By Stephanie McGrath
Thoughts are generated by the mind as a way of giving meaning to and making sense of the world around us. Often, we are unaware that we are interpreting and giving meaning to everything that we see, smell, touch, taste and hear. The thoughts we have about the world is also known as self-talk and is a conversation within our own mind. When faced with an upsetting situation, we are more likely to think negatively about the event and this is known as distorted thinking, also called automatic negative thoughts (ANTS).
When ANTS intrude on our internal conversation repeatedly, thoughts become more believable and happen so fast we may not even realize it. Reality is perceived negatively and this affects our feelings and behavior. ANTS can stem from mental health disorders such as depression and anxiety but ANTS can also play a role in the development of these same disorders and cause unnecessary stress.
Some examples of automatic negative thoughts include:
Catastrophizing: When you take a relatively minor event and imagine all sorts of awful situations resulting from it. “Making a mountain out of a molehill”.
All or Nothing Thinking: Also called “black or white” thinking – involves assuming that a situation is entirely good or bad, leaving no grey areas. E.g., all drivers are careless or all people are mean.
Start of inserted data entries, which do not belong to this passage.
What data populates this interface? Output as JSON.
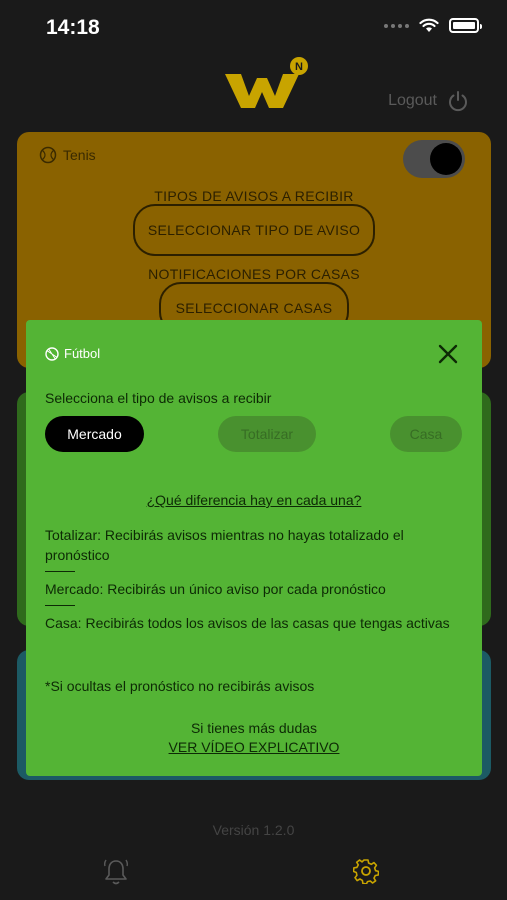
{
  "status_bar": {
    "time": "14:18"
  },
  "header": {
    "logout_label": "Logout"
  },
  "cards": {
    "tenis": {
      "title": "Tenis",
      "toggle_on": true,
      "alerts_label": "TIPOS DE AVISOS A RECIBIR",
      "alerts_button": "SELECCIONAR TIPO DE AVISO",
      "houses_label": "NOTIFICACIONES POR CASAS",
      "houses_button": "SELECCIONAR CASAS"
    }
  },
  "modal": {
    "sport": "Fútbol",
    "prompt": "Selecciona el tipo de avisos a recibir",
    "options": [
      {
        "label": "Mercado",
        "selected": true
      },
      {
        "label": "Totalizar",
        "selected": false
      },
      {
        "label": "Casa",
        "selected": false
      }
    ],
    "difference_link": "¿Qué diferencia hay en cada una?",
    "descriptions": {
      "totalizar": "Totalizar: Recibirás avisos mientras no hayas totalizado el pronóstico",
      "mercado": "Mercado: Recibirás un único aviso por cada pronóstico",
      "casa": "Casa: Recibirás todos los avisos de las casas que tengas activas"
    },
    "note": "*Si ocultas el pronóstico no recibirás avisos",
    "more_doubts": "Si tienes más dudas",
    "video_link": "VER VÍDEO EXPLICATIVO"
  },
  "footer": {
    "version": "Versión 1.2.0"
  },
  "colors": {
    "modal_bg": "#54b435",
    "tenis_card": "#8a6200",
    "logo": "#c8a400",
    "gear_active": "#c8a400"
  }
}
Fortune-Telling: You make predictions about the future and firmly believe that your thoughts are correct. E.g., you want to approach your boss about a raise but predict he will say ‘no’.
Mental Filtering: You only let information through that fits with what you already believe about yourself, others, or the world. E.g., if you think of yourself as boring, you only process information that points to you as boring.
Minimization: Overlooking or underplaying the positive aspects of a situation. E.g., someone tells you that you are pretty, but you pass the compliment off because you think the person said it out of pity.
What can you do about automatic negative thoughts? Become aware of ANTS and change them.
R – realistic: are your thoughts truthful, credible or reasonable?
U – useful: how are these thoughts helping you?
L – logical: does your self-talk make sense? Would you think this thought about a friend in the same situation?
E – evidence: can you prove that this thought is true?
Learning to identify and challenge automatic negative thoughts can help to improve mood, change behavior and reduce stress so that you feel better.
Stephanie McGrath, M.Ed, CCC